4 out of 5
Produced by: Jake One
While Ali has always been an insightful rapper, over the years and albums his subject matter shifted through variations on an identity: initially internal and poetic, then boastful and brash and name-checking his boxing namesake, then on to the more outward looking and embracing mindset with the appropriately titled ‘Us.’ Continuing that trajectory, Ali sinks into the religious connotations of his name post a visit to Mecca, the quest to be a better person smacking up against a (at the time) recession and the ever-churning political upheavels in America over the last decade, we get the cheekily named Mourning in America And Dreaming In Color, the cover bedecked by a white robed Ali using the American flag as a prayer mat.
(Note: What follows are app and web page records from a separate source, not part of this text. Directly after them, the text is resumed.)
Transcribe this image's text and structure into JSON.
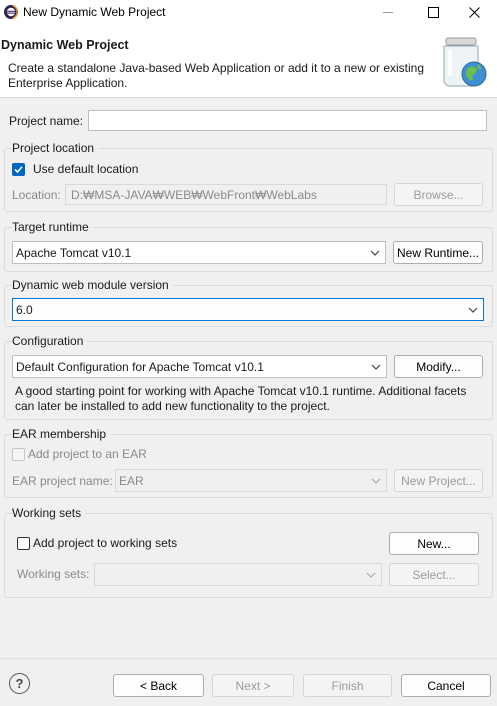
{
  "window": {
    "title": "New Dynamic Web Project",
    "minimize_icon": "minimize-icon",
    "maximize_icon": "maximize-icon",
    "close_icon": "close-icon"
  },
  "banner": {
    "title": "Dynamic Web Project",
    "description": "Create a standalone Java-based Web Application or add it to a new or existing Enterprise Application."
  },
  "project_name": {
    "label": "Project name:",
    "value": ""
  },
  "project_location": {
    "group_title": "Project location",
    "use_default_label": "Use default location",
    "use_default_checked": true,
    "location_label": "Location:",
    "location_value": "D:₩MSA-JAVA₩WEB₩WebFront₩WebLabs",
    "browse_label": "Browse..."
  },
  "target_runtime": {
    "group_title": "Target runtime",
    "selected": "Apache Tomcat v10.1",
    "new_runtime_label": "New Runtime..."
  },
  "module_version": {
    "group_title": "Dynamic web module version",
    "selected": "6.0"
  },
  "configuration": {
    "group_title": "Configuration",
    "selected": "Default Configuration for Apache Tomcat v10.1",
    "modify_label": "Modify...",
    "description": "A good starting point for working with Apache Tomcat v10.1 runtime. Additional facets can later be installed to add new functionality to the project."
  },
  "ear_membership": {
    "group_title": "EAR membership",
    "add_label": "Add project to an EAR",
    "add_checked": false,
    "ear_name_label": "EAR project name:",
    "ear_name_value": "EAR",
    "new_project_label": "New Project..."
  },
  "working_sets": {
    "group_title": "Working sets",
    "add_label": "Add project to working sets",
    "add_checked": false,
    "new_label": "New...",
    "sets_label": "Working sets:",
    "sets_value": "",
    "select_label": "Select..."
  },
  "footer": {
    "help_glyph": "?",
    "back_label": "< Back",
    "next_label": "Next >",
    "finish_label": "Finish",
    "cancel_label": "Cancel"
  },
  "colors": {
    "accent": "#0067c0",
    "focus_border": "#0078d7",
    "dialog_bg": "#f0f0f0"
  }
}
Ali’s smooth flowing, passionate rapping style has always been akin to preaching, which has occasionally felt at odds with the darker tales he’s told. As Mourning kicks off, though, Ali hits a solid streak where his smooth, yet propulsive rhymes crackle across as pure inspirational energy, whether via the thesis statement of opener Letter to My Countrymen, or how the follow up Only Life I Know reflects on how this idealized approach gets filtered through day to day triald and tribulations. Track three takes it down to a personal level, tracking Ali’s ups and downs over the years – although this opens up a criticism I’ll get to momentarily – before things get outwardly political with the war-questioning vitriol of Mourning in America. This seems to open the book on the nitty gritty, as what follows are a couple more solid call-to-action tracks and then some contemplations on Ali’s experience with the hustle of the streets on Need a Knot and Won More Hit.
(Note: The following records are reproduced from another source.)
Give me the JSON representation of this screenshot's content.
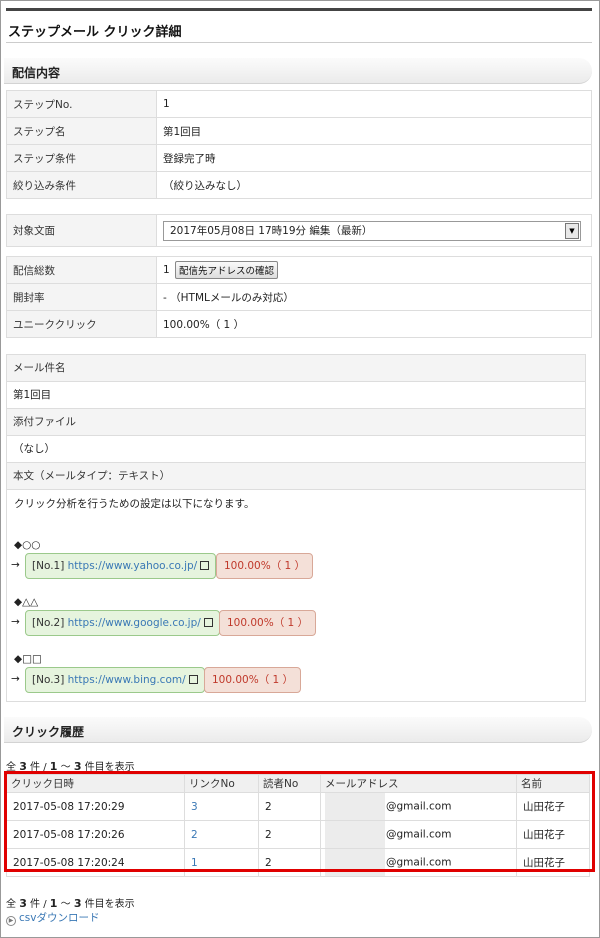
{
  "page": {
    "title": "ステップメール クリック詳細"
  },
  "delivery": {
    "heading": "配信内容",
    "rows": [
      {
        "key": "ステップNo.",
        "value": "1"
      },
      {
        "key": "ステップ名",
        "value": "第1回目"
      },
      {
        "key": "ステップ条件",
        "value": "登録完了時"
      },
      {
        "key": "絞り込み条件",
        "value": "（絞り込みなし）"
      }
    ],
    "target_text_label": "対象文面",
    "target_text_value": "2017年05月08日 17時19分 編集（最新）",
    "stats": {
      "total_label": "配信総数",
      "total_value": "1",
      "confirm_button": "配信先アドレスの確認",
      "open_label": "開封率",
      "open_value": "-",
      "open_note": "（HTMLメールのみ対応）",
      "unique_label": "ユニーククリック",
      "unique_value": "100.00%（ 1 ）"
    }
  },
  "mail": {
    "subject_label": "メール件名",
    "subject_value": "第1回目",
    "attach_label": "添付ファイル",
    "attach_value": "（なし）",
    "body_label": "本文（メールタイプ：テキスト）",
    "body_intro": "クリック分析を行うための設定は以下になります。",
    "links": [
      {
        "symbol": "◆○○",
        "arrow": "→",
        "num": "[No.1]",
        "url": "https://www.yahoo.co.jp/",
        "rate": "100.00%（ 1 ）"
      },
      {
        "symbol": "◆△△",
        "arrow": "→",
        "num": "[No.2]",
        "url": "https://www.google.co.jp/",
        "rate": "100.00%（ 1 ）"
      },
      {
        "symbol": "◆□□",
        "arrow": "→",
        "num": "[No.3]",
        "url": "https://www.bing.com/",
        "rate": "100.00%（ 1 ）"
      }
    ]
  },
  "history": {
    "heading": "クリック履歴",
    "count": {
      "pre": "全",
      "total": "3",
      "mid": "件 /",
      "from": "1",
      "sep": "～",
      "to": "3",
      "post": "件目を表示"
    },
    "columns": [
      "クリック日時",
      "リンクNo",
      "読者No",
      "メールアドレス",
      "名前"
    ],
    "rows": [
      {
        "datetime": "2017-05-08 17:20:29",
        "link_no": "3",
        "reader_no": "2",
        "email": "@gmail.com",
        "name": "山田花子"
      },
      {
        "datetime": "2017-05-08 17:20:26",
        "link_no": "2",
        "reader_no": "2",
        "email": "@gmail.com",
        "name": "山田花子"
      },
      {
        "datetime": "2017-05-08 17:20:24",
        "link_no": "1",
        "reader_no": "2",
        "email": "@gmail.com",
        "name": "山田花子"
      }
    ],
    "csv_link": "csvダウンロード"
  }
}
At just past the halfway point, the penitent, hopeful preacher returns to talk about his family, and life, and love, culminating in the sorta cheesy My Beloved before closer (excluding some bonus tracks) Singing This Song cuts in samples from a live crowd to underline the mixed sentiments of hope and frustration that prompted the album.
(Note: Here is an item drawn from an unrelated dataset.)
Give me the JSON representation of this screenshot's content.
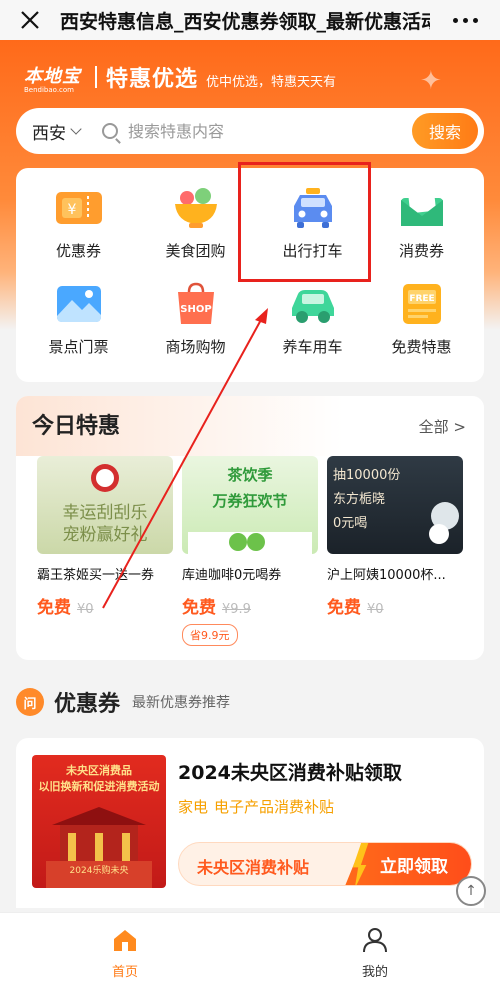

Like most of Ali’s work, Mourning is poetic, heartfelt, and at times brazenly honest. Also like most of Ali’s work, he’s got a lot to say, which occasionally drags a track out by one verse too many, though Jake One’s production – a switch-up from his usual Ant collaborator – seems to taper this more often than not, with Jake’s hit-maker beats a bit more structured than Ant’s tendency to just ride a rhythm out. Jake’s wider aural palette – dipping into a slight rock influence – is also a boon for similar reasons: Ali’s verbosity and poeticism can start to flow together after a while, but the sequencing of hooks and pacing on Mourning keeps it engaging throughout. (Yes, I’m circling around the notion that I think Ant delivers amazing, deeply soulful beats with a lot of nuance, but I tend to get bored with his sound before the end of any given album.)
Also also familiar to Ali’s past work is the lobe criticism I have: An element of contradiction. This album deals with it better than any before it – it’s built into the album’s concept – but the balance between frustration with the system and hope for something better creates an odd uncertainty underlying the disc. For the first time, Ali attempts to face this head on – talking about both topics at once, admitting he doesn’t know what to do – but then his religious conversion (mentioned in the songs) doesn’t whitewash things, exactly, but seems to shove them slightly aside. I’m not sure how to resolve this, lyrically, but nonetheless, it creates a sensation where you build up some steam and then someone asks you what’s bothering you and you shrug. This is best represented by Stop the Press, which at one point has Ali reflect on his previous release, Us – an excellent album – and mention that his heart wasn’t in it. It’s honest, but it draws into question everything else: Is this album going to retrospectively not have heart in it also?
I don’t want to overstate this too much because the emotions on the disc are complex, and more often than not, Ali nails the tricky balance, besides the fact that the beats and rhymes throughout are solid. But it’s definitely enough of a niggle to unseat the disc’s overall impact and lower the rating a star.
At this point, I don’t know how someone can’t like Brother Ali, as he has so proven able to effectively cross over into different hip-hop genres and offers such a wide selection of smart rhymes and good beats from quality producers. That being said, if Us was a maybe a bit too cheery for you or prior discs too wandering, Mourning is his most focused delivery yet, and might be the release that sways you.